**MATERIAL PROVIDED:**

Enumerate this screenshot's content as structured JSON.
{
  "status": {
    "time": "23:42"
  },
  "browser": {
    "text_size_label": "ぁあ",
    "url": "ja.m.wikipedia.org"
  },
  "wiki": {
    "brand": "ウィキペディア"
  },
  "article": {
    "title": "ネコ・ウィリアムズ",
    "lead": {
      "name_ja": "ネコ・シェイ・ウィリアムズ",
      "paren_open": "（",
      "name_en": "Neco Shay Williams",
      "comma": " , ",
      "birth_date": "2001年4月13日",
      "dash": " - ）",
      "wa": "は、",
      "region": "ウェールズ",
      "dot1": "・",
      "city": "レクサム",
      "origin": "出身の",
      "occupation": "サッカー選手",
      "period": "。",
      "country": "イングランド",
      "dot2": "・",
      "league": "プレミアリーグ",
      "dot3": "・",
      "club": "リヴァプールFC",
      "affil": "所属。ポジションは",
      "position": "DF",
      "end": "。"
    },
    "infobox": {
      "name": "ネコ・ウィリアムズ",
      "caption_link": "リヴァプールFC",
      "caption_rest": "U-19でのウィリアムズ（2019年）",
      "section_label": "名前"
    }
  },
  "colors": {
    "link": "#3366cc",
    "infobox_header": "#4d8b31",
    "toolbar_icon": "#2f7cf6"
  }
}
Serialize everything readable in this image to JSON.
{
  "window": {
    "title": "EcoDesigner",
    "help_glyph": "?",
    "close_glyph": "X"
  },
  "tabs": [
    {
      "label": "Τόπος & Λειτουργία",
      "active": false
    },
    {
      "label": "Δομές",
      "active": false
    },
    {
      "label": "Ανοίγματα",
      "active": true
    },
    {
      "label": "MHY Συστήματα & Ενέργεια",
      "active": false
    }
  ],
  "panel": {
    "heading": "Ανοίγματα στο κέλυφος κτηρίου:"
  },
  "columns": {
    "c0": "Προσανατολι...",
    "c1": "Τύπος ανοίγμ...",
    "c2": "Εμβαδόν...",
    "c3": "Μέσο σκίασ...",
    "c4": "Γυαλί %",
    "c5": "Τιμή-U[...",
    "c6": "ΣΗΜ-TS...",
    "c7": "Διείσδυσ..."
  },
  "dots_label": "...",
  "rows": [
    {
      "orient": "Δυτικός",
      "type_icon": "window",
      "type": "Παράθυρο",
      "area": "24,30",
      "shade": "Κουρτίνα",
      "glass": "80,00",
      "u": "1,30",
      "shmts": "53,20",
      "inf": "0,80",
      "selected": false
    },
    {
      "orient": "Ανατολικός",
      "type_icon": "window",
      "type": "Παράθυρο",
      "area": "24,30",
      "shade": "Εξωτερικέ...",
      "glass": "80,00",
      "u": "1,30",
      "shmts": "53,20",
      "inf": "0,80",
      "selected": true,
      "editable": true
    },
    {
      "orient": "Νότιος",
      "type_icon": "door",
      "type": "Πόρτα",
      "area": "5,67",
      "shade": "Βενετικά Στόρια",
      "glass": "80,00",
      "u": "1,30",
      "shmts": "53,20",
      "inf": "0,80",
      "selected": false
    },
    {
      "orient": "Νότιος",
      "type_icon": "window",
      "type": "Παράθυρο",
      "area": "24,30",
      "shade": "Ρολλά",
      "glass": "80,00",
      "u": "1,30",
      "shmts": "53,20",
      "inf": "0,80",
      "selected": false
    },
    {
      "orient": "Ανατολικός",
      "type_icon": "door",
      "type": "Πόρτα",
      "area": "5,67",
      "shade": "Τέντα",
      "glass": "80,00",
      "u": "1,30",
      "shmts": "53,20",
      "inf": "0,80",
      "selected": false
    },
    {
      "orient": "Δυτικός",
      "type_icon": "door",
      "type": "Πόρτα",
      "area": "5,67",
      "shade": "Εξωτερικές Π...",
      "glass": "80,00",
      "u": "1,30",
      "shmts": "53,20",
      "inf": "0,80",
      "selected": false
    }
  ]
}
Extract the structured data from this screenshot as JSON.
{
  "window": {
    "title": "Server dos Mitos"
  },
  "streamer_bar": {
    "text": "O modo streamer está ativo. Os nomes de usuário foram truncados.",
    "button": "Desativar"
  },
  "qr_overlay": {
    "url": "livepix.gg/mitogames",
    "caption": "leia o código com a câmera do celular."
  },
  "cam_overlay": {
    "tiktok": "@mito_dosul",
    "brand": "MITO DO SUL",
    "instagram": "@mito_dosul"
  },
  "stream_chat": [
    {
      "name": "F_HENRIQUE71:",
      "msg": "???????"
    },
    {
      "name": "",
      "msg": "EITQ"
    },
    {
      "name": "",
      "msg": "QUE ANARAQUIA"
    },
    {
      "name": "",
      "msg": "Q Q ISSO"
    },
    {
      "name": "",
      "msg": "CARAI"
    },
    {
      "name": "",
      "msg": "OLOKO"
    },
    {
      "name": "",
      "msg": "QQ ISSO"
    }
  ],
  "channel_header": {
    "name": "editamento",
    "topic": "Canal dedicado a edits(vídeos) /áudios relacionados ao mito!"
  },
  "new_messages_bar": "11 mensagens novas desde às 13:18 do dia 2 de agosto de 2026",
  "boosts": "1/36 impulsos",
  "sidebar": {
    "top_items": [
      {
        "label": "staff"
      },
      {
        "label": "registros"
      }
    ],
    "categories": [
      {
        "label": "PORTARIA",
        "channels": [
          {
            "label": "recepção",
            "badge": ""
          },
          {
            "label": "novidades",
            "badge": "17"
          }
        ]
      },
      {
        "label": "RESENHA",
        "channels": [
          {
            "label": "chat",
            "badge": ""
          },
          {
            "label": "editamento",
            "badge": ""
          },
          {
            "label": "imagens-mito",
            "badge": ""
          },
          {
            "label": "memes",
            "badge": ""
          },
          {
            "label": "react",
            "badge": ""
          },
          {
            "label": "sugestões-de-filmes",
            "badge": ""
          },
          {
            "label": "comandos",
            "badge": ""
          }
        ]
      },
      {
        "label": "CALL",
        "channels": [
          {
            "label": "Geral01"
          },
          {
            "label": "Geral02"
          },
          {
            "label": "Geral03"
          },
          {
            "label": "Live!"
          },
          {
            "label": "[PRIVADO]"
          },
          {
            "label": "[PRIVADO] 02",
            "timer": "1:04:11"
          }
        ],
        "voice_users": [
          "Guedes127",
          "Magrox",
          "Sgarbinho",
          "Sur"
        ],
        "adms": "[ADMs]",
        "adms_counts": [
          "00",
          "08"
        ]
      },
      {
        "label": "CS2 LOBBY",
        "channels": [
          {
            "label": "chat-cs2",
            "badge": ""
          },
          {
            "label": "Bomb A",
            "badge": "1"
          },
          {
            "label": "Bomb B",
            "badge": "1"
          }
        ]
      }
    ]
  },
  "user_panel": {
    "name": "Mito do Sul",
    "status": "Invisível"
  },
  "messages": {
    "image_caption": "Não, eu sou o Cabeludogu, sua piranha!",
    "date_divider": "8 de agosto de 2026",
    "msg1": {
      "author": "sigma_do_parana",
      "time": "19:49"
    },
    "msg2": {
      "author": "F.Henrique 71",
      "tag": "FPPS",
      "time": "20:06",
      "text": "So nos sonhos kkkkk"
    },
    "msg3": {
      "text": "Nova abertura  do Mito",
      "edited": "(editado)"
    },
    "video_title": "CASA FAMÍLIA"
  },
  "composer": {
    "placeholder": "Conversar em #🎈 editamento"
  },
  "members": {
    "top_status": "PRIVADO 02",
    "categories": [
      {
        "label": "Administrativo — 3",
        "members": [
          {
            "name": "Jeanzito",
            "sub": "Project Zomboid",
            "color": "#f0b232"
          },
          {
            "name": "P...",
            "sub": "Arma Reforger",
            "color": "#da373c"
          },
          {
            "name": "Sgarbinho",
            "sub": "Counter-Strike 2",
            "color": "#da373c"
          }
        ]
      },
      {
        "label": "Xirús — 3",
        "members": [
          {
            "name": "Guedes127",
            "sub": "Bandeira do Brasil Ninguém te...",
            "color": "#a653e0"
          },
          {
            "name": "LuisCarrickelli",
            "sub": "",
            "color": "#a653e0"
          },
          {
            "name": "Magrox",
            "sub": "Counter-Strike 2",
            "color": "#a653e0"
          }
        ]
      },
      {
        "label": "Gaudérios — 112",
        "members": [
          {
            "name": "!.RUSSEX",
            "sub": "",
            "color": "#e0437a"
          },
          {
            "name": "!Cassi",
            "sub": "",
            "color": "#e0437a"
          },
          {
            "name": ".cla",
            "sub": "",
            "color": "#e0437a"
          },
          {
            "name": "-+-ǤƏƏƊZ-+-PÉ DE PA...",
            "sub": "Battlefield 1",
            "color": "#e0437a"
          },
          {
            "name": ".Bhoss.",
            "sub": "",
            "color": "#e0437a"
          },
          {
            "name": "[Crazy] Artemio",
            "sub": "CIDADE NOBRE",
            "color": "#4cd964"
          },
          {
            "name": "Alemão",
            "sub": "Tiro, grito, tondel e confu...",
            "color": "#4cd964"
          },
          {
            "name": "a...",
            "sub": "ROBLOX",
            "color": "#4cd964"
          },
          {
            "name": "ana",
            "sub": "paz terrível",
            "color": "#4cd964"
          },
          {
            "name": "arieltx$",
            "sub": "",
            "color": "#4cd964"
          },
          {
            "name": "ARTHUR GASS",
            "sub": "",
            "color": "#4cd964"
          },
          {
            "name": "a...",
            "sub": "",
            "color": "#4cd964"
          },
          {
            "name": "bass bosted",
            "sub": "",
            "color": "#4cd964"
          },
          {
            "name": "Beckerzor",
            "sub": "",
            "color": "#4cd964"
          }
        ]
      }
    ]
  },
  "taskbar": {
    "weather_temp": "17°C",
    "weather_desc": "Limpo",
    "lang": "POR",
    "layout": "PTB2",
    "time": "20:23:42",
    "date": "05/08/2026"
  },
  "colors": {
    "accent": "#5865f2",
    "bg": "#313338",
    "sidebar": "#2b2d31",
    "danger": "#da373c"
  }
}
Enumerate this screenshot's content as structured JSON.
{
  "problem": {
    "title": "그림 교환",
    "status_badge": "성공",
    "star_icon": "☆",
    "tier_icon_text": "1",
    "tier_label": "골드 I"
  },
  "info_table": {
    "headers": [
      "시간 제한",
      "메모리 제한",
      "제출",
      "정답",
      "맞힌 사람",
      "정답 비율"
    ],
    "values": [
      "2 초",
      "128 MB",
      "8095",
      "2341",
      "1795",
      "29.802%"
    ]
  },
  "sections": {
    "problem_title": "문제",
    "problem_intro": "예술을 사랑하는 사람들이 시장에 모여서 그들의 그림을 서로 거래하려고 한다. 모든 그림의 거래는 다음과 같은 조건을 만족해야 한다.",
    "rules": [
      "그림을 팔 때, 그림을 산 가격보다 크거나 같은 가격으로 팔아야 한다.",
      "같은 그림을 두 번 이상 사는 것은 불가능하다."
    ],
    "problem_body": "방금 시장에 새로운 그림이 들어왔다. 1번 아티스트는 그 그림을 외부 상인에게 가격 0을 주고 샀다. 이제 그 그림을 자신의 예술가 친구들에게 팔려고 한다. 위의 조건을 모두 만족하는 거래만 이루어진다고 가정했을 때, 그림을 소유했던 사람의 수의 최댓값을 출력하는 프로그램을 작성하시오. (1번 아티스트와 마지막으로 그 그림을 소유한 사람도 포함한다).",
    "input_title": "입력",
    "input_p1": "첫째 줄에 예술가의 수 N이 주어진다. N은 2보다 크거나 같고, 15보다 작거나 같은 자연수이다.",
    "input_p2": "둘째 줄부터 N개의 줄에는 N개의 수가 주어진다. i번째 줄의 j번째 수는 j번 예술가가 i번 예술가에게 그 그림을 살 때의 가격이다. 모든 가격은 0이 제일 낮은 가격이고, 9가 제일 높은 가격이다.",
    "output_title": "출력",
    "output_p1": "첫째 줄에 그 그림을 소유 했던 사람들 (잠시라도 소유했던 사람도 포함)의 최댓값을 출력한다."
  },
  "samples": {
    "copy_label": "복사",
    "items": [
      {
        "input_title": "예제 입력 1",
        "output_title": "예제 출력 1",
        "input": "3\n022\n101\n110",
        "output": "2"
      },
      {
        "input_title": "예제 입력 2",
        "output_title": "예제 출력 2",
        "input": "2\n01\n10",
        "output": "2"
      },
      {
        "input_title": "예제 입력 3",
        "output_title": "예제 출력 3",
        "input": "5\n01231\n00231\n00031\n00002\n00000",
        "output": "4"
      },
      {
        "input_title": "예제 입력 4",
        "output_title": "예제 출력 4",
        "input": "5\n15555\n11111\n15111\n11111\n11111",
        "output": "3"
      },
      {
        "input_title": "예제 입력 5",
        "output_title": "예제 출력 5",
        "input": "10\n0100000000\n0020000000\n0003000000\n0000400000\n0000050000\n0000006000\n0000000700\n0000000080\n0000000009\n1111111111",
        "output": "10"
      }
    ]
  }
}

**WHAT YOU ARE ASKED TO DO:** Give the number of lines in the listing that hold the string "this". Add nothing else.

**TASK OUTPUT:** 4